Bill Bonnar ,international secretary of the Scottish Socialist Party, reports on his solidarity visit to Venezuela.

I VISITED the Venezuelan capital, Caracas, for a week last month in my capacity as international secretary of the Scottish Socialist Party. The SSP see ourselves as an integral part of the independence movement here in Scotland and the visit allowed me to witness first-hand another struggle for national self-determination.

Before I left I noted the kinds of stories which were circulating in the British media. Caracas was a political battle ground between supporters and opponents of the government; there was fighting in the streets; the Maduro “dictatorship” was clinging on to power by its finger tips; and army-controlled death squads were rampaging through the capital hunting down opponents.

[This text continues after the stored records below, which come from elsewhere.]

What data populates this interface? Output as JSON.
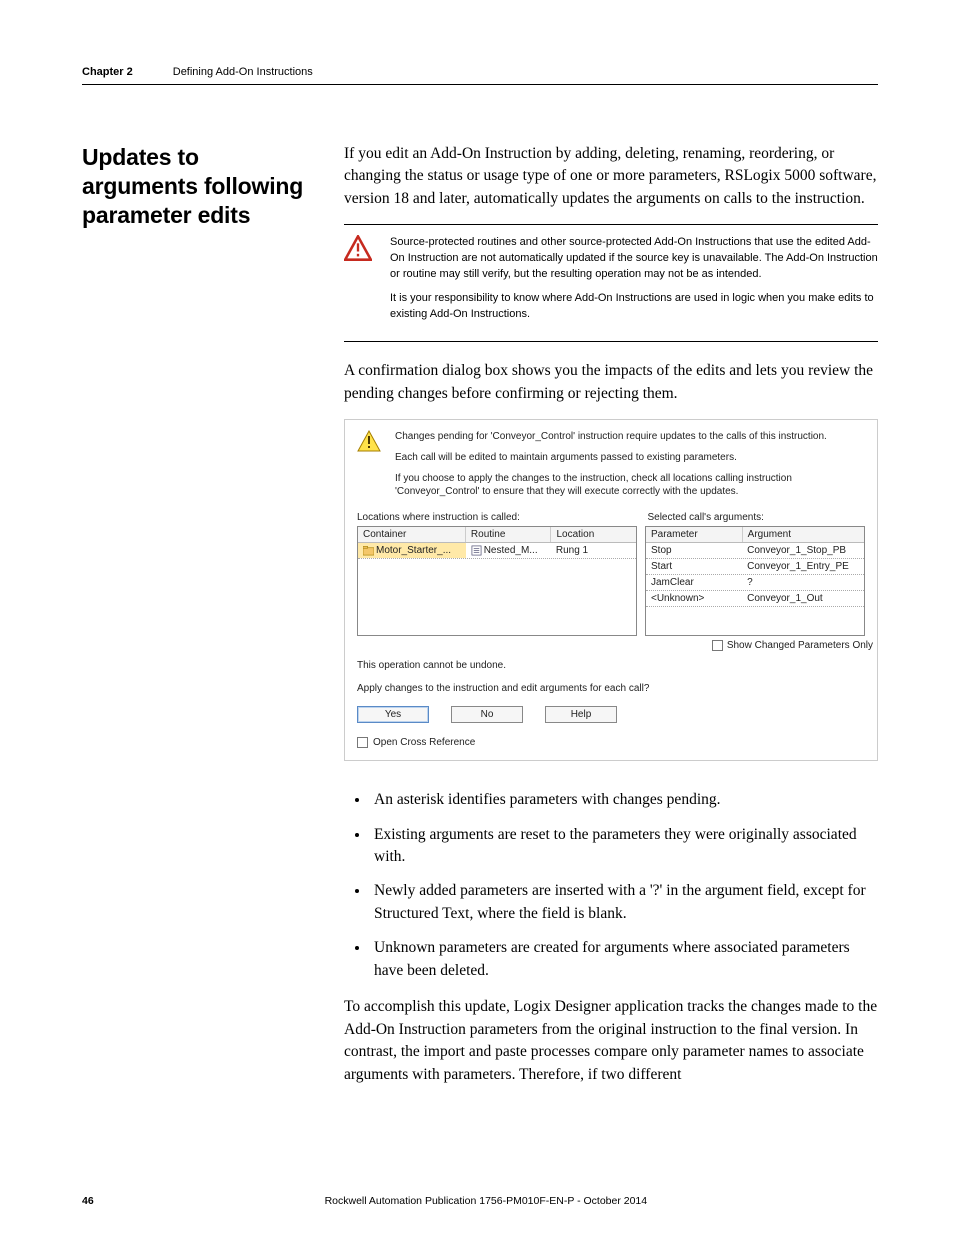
{
  "header": {
    "chapter": "Chapter 2",
    "title": "Defining Add-On Instructions"
  },
  "side_heading": "Updates to arguments following parameter edits",
  "intro": "If you edit an Add-On Instruction by adding, deleting, renaming, reordering, or changing the status or usage type of one or more parameters, RSLogix 5000 software, version 18 and later, automatically updates the arguments on calls to the instruction.",
  "attention": {
    "p1": "Source-protected routines and other source-protected Add-On Instructions that use the edited Add-On Instruction are not automatically updated if the source key is unavailable. The Add-On Instruction or routine may still verify, but the resulting operation may not be as intended.",
    "p2": "It is your responsibility to know where Add-On Instructions are used in logic when you make edits to existing Add-On Instructions."
  },
  "confirm_para": "A confirmation dialog box shows you the impacts of the edits and lets you review the pending changes before confirming or rejecting them.",
  "dialog": {
    "msg1": "Changes pending for 'Conveyor_Control' instruction require updates to the calls of this instruction.",
    "msg2": "Each call will be edited to maintain arguments passed to existing parameters.",
    "msg3": "If you choose to apply the changes to the instruction, check all locations calling instruction 'Conveyor_Control' to ensure that they will execute correctly with the updates.",
    "left_label": "Locations where instruction is called:",
    "right_label": "Selected call's arguments:",
    "left_headers": {
      "a": "Container",
      "b": "Routine",
      "c": "Location"
    },
    "right_headers": {
      "a": "Parameter",
      "b": "Argument"
    },
    "left_row": {
      "a": "Motor_Starter_...",
      "b": "Nested_M...",
      "c": "Rung 1"
    },
    "right_rows": [
      {
        "a": "Stop",
        "b": "Conveyor_1_Stop_PB"
      },
      {
        "a": "Start",
        "b": "Conveyor_1_Entry_PE"
      },
      {
        "a": "JamClear",
        "b": "?"
      },
      {
        "a": "<Unknown>",
        "b": "Conveyor_1_Out"
      }
    ],
    "changed_only": "Show Changed Parameters Only",
    "cannot_undo": "This operation cannot be undone.",
    "apply_q": "Apply changes to the instruction and edit arguments for each call?",
    "yes": "Yes",
    "no": "No",
    "help": "Help",
    "open_xref": "Open Cross Reference"
  },
  "bullets": [
    "An asterisk identifies parameters with changes pending.",
    "Existing arguments are reset to the parameters they were originally associated with.",
    "Newly added parameters are inserted with a '?' in the argument field, except for Structured Text, where the field is blank.",
    "Unknown parameters are created for arguments where associated parameters have been deleted."
  ],
  "closing": "To accomplish this update, Logix Designer application tracks the changes made to the Add-On Instruction parameters from the original instruction to the final version. In contrast, the import and paste processes compare only parameter names to associate arguments with parameters. Therefore, if two different",
  "footer": {
    "page": "46",
    "pub": "Rockwell Automation Publication 1756-PM010F-EN-P - October 2014"
  }
}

My very first day revealed all this to be a work of fiction. What I witnessed was a city and its people going about its normal business. I saw no conflicts or clashes and the main activity of the National Guard seemed to be trying to sort out the horrendous traffic congestion.

When I related some of the horror stories circulating in the British media in a meeting in the Ministry of Foreign Affairs they simply laughed, explaining that the opposition had an entire industry devoted to spreading anti-government propaganda which it then sends round the world via American news agencies.

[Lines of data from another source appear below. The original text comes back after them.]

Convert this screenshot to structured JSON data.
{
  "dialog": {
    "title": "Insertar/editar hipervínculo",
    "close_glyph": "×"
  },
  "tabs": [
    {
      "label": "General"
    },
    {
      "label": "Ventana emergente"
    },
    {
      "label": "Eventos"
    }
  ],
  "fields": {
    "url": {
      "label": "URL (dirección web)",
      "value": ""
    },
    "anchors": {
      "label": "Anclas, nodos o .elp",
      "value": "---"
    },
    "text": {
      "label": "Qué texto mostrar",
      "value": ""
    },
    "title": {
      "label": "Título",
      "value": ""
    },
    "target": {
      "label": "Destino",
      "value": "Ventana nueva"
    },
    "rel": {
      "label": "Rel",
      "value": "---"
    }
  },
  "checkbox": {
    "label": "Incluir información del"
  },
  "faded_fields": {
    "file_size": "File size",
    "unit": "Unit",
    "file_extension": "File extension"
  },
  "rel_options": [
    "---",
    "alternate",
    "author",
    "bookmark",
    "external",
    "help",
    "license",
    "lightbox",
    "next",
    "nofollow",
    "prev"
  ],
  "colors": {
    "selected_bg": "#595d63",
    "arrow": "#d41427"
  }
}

The Ministry invited me to explore the capital and draw my own conclusions. These were my impressions. Describing Nicolas Maduro as a dictator is a nonsense. He is the elected president of an elected government. In fact, it was pointed out that in the last 20 years there have been 25 elections at regional, national and presidential level and the socialist party, PSUV have won 23 of them; most by huge margins and under international supervision.

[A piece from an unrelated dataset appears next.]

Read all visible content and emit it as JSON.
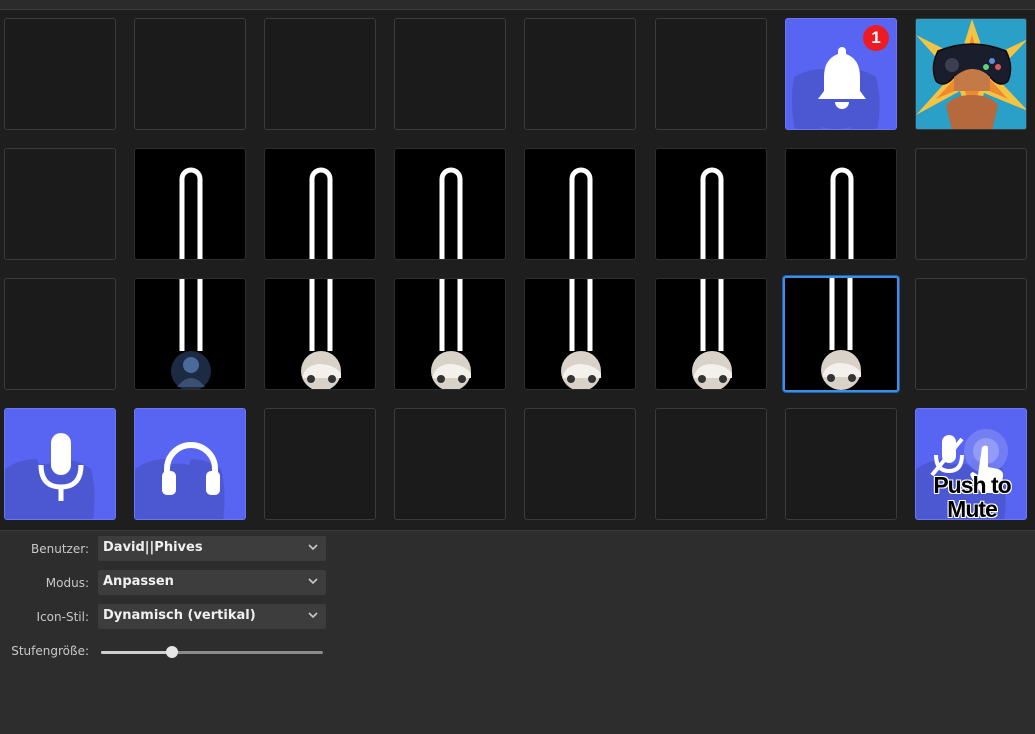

The so-called democratic opposition have not recognised any of these results and recently announced they would never recognised any future election victory by the PSUV. It says everything we need to know about the opposition. As for Maduro being a dictator my sense was that there exists in the government a strong collective leadership.

The right-wing opposition appear to have little or no presence within the capital; they are overwhelmingly located in the wealthy white suburbs stretching along the Caribbean coast. It’s where the wealthy live and have always lived; not in Caracas itself.

Support for the government remains strong, You see it in the numbers of people wearing PSUV emblems, in the political activity in the city and in the large numbers of Venezuelan flags been flown; a strident symbol of Venezuelan resistance closely associated with the government,

The army, in the form of the National Guard has a strong presence and is strongly linked to the government, All the military commanders appear to be leading political figures in their own right and project a very definite image as defenders of Venezuelan sovereignty and the Bolivarian Revolution. One obvious example of government support was he launch of a National Petition against American Aggression; NO MAS TRUMP.

It was launched on the day I arrived and I proudly signed it on behalf of the SSP. In the main squares and streets, large numbers of stalls had been set up for people to sign, queues quickly gathering and within a week it had totalled seven million signatures and counting.

Any visitor to Caracas will be immediately struck by the extent of the current economic crisis. It is obvious from the crumbling infrastructure, the half-empty shops and the queues outside banks to get money. While the origins of this crisis are in the collapse of world oil prices and before that the international banking crisis; what is driving it now are draconian American sanctions and domestic economic sabotage and speculation from the country’s still predominant private sector.

There is a war being waged against the Venezuelan people. It is not a war fought by guns and marauding American troops, it is an economic war and remains the principle weapon of the opposition and their American backers.

The aim is to make the Venezuelan people so desperate that the will support any kind of change just to get back to some normality. Students of Latin American history will instantly recognise a strategy of de-stabilisation. It was applied to Chile in the 1970s and Nicaragua in the 1908s, it is being applied to Venezuela today.

Despite everything that has been thrown at them my impression was of a government which remain strong, resolute and confident about the future. With the opposition apparently in complete disarray and the American Government scratching its head with what to do next the Venezuelan Government are now taking action to deal with the economic crisis and rebuild the economy.

What struck me more than anything else was the way the Venezuelan Government frame their struggle in terms of national self determination and sovereignty.

Venezuela first emerged through a campaign against Spanish colonialism and in modern times against US aggression. It is about the people of Venezuela deciding their future for themselves something that most people in Scotland will relate to.

Bill Bonnar will report back at the following meetings across Scotland. All welcome

Ayrshire – Tonight, 7pm at the Vineburgh Community Centre, Irvine

Glasgow – Thursday 7pm at the Pearce Institute in Govan

Stirling – September 18 at Stirling University